The book of Proverbs repeatedly emphasizes this point. “Better is a dinner of herbs where love is, than a fatted calf with hatred” (15:17). “Better is a little with righteousness, than vast revenues without justice” (16:8). “Better to be of a humble spirit with the lowly, than to divide the spoil with the proud” (16:19). “He who is slow to anger is better than the mighty, and he who rules his spirit than he who takes a city” (16:21). “Better is a dry morsel with quietness, than a house full of feasting with strife” (17:1). “Better is the poor who walks in his integrity than one who is perverse in his lips, and is a fool” (19:1; 28:6).
The book of Proverbs was written to encourage us to make better choices, decisions made out of the wisdom of loving our Lord and seeking to please Him in every aspect of our lives. Things cannot satisfy the soul’s deepest longings. More and bigger do NOT always equal better. The Christian perspective is far better: “while we do not look at the things which are seen, but at the things which are not seen. For the things which are seen are temporary, but the things which are not seen are eternal” (2 Cor. 4:18). Are YOU really choosing what’s better?
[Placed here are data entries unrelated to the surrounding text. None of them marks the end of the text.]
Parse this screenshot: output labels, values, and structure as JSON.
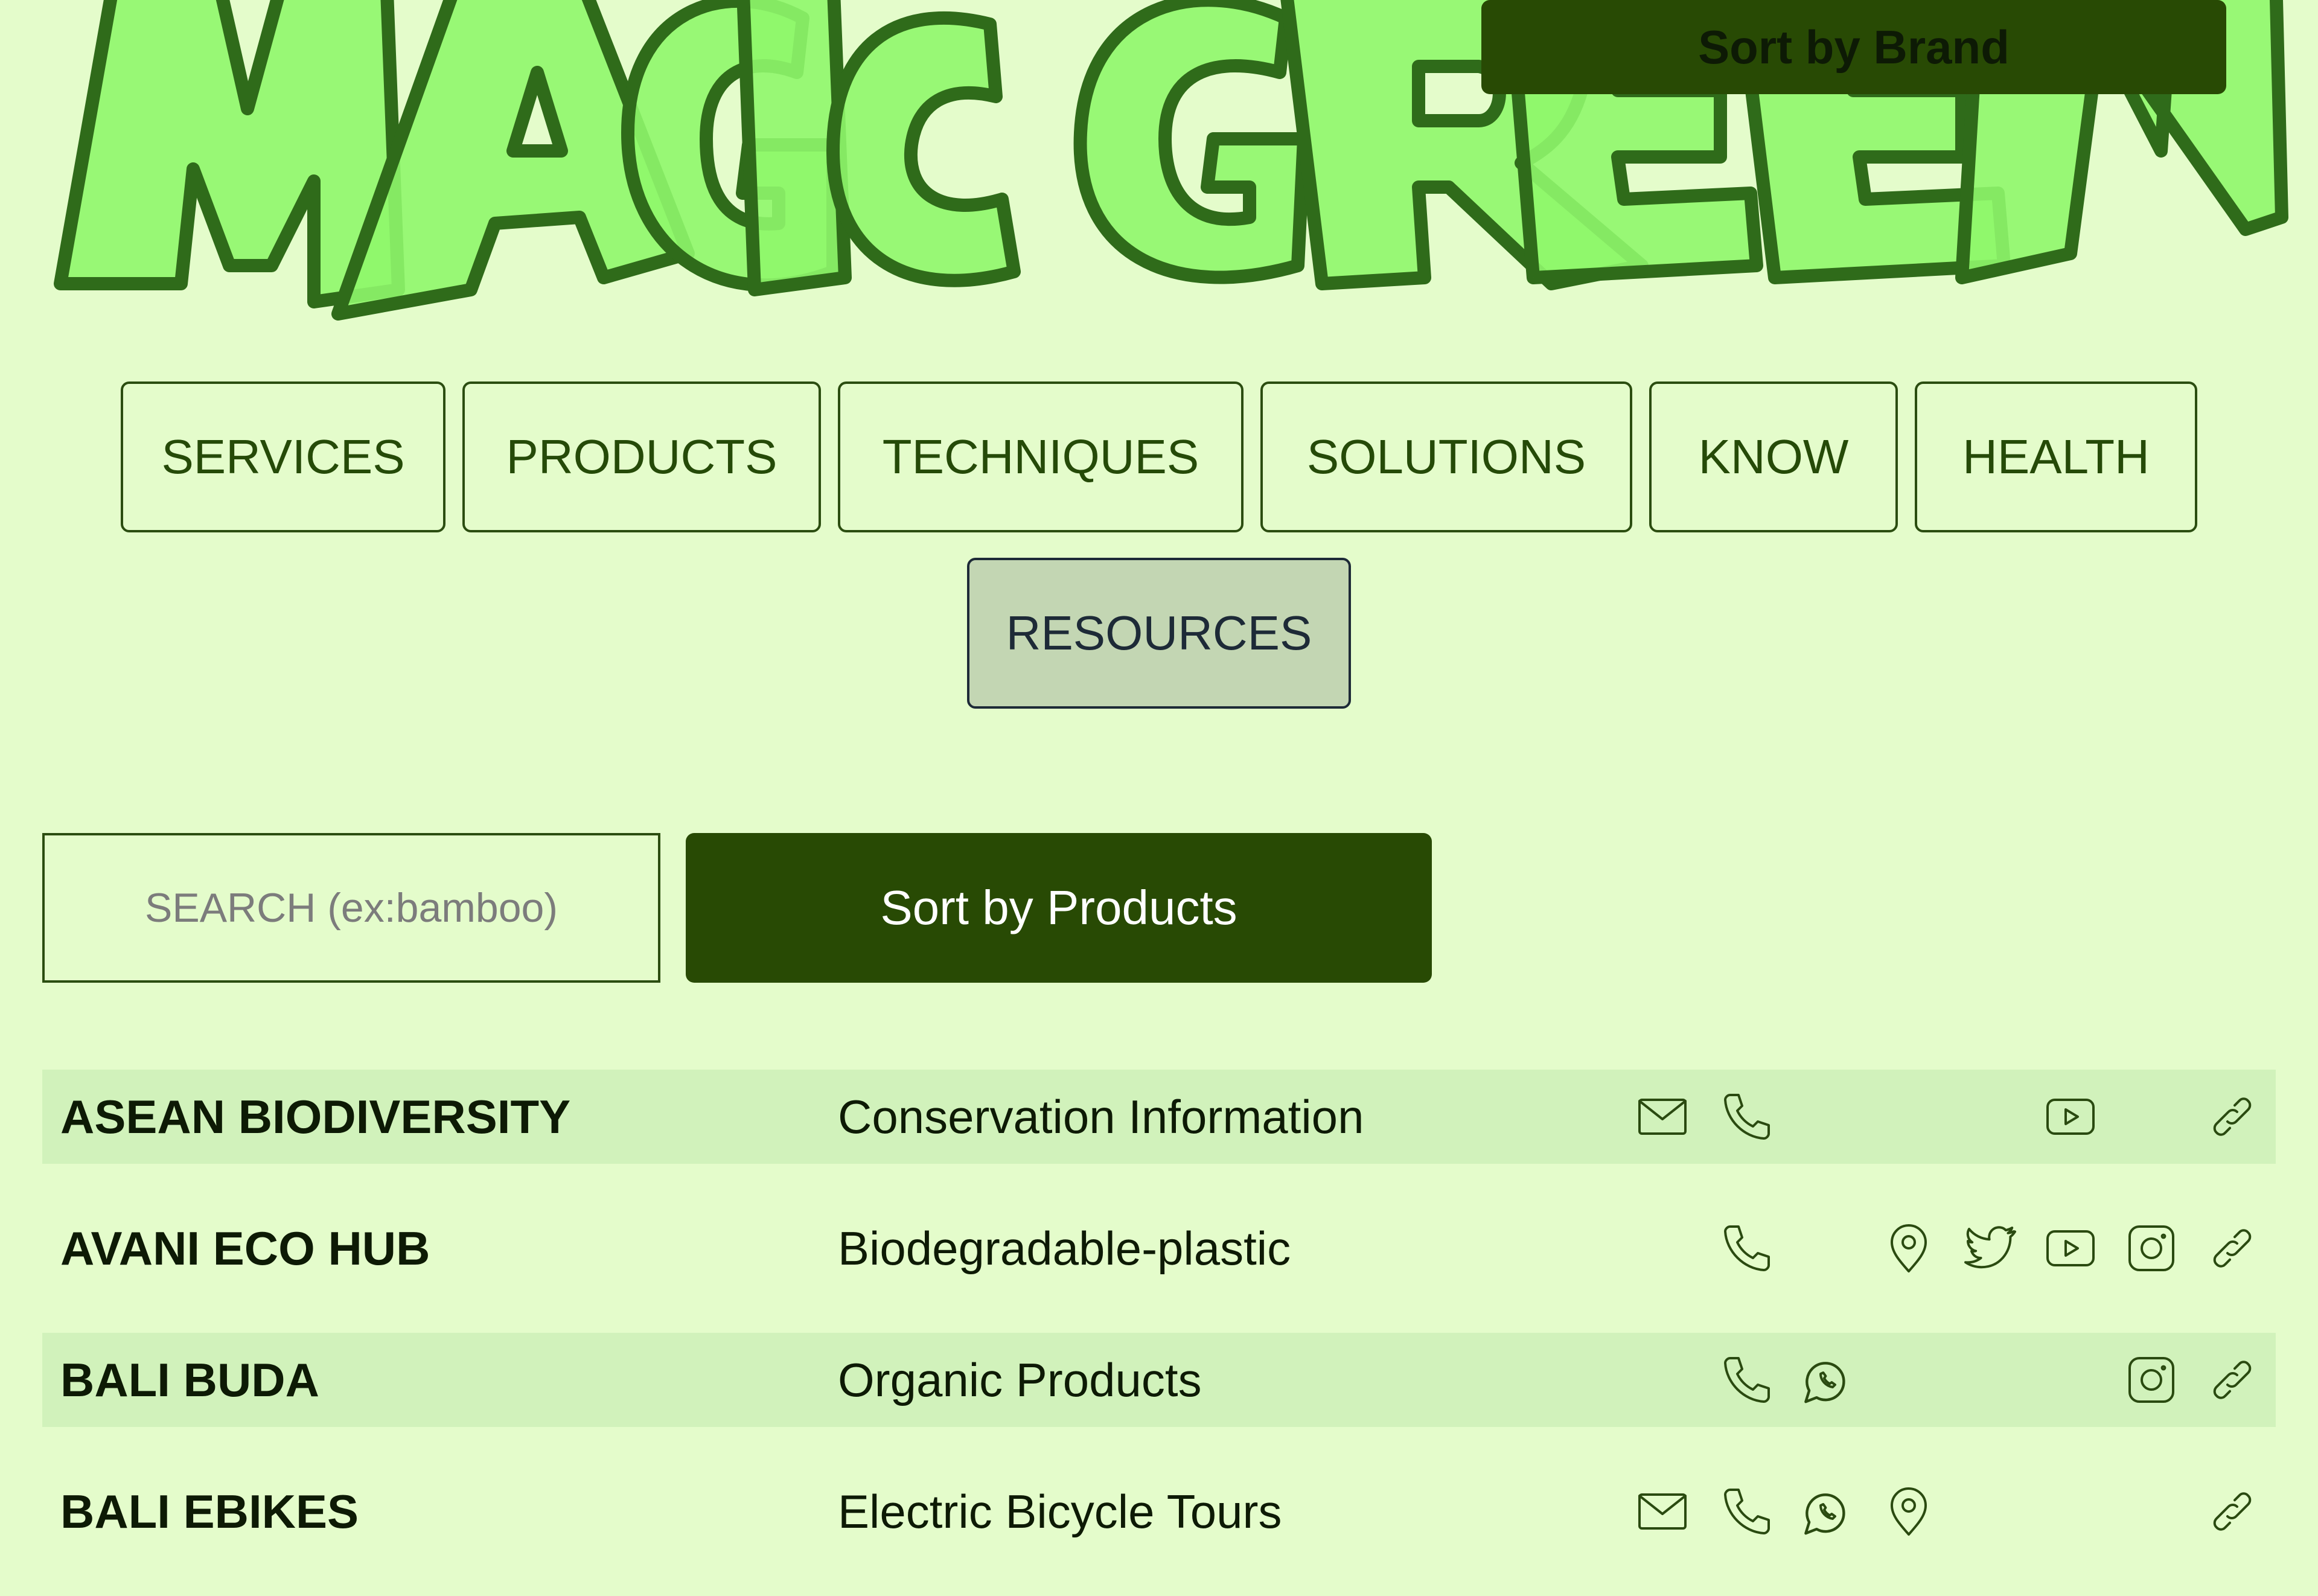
{
  "logo": {
    "text": "MAGICGREEN",
    "fill": "#8ff76b",
    "stroke": "#2f6b1a"
  },
  "nav": {
    "row1": [
      {
        "label": "SERVICES"
      },
      {
        "label": "PRODUCTS"
      },
      {
        "label": "TECHNIQUES"
      },
      {
        "label": "SOLUTIONS"
      },
      {
        "label": "KNOW"
      },
      {
        "label": "HEALTH"
      }
    ],
    "row2": [
      {
        "label": "RESOURCES",
        "active": true
      }
    ]
  },
  "search": {
    "placeholder": "SEARCH (ex:bamboo)",
    "value": ""
  },
  "sort": {
    "products_label": "Sort by Products",
    "brand_label": "Sort by Brand"
  },
  "list": [
    {
      "brand": "ASEAN BIODIVERSITY",
      "category": "Conservation Information",
      "icons": [
        "mail-icon",
        "phone-icon",
        "youtube-icon",
        "link-icon"
      ]
    },
    {
      "brand": "AVANI ECO HUB",
      "category": "Biodegradable-plastic",
      "icons": [
        "phone-icon",
        "map-pin-icon",
        "twitter-icon",
        "youtube-icon",
        "instagram-icon",
        "link-icon"
      ]
    },
    {
      "brand": "BALI BUDA",
      "category": "Organic Products",
      "icons": [
        "phone-icon",
        "whatsapp-icon",
        "instagram-icon",
        "link-icon"
      ]
    },
    {
      "brand": "BALI EBIKES",
      "category": "Electric Bicycle Tours",
      "icons": [
        "mail-icon",
        "phone-icon",
        "whatsapp-icon",
        "map-pin-icon",
        "link-icon"
      ]
    }
  ],
  "colors": {
    "background": "#e4fccb",
    "dark_green": "#284a04",
    "row_shade": "#d1f2bb",
    "active_nav": "#c3d6b3"
  }
}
We are blessed to have “better” things in Christ (Cf. Heb. 7:19; 8:6). Let’s be thankful for all His wonderful gifts (James 1:17; Eph. 1:3). By choosing what’s better ourselves, we will be a great source of blessing to our family and friends. And how such a lifestyle will bless the Kingdom! Few things could be more important than really choosing what’s better!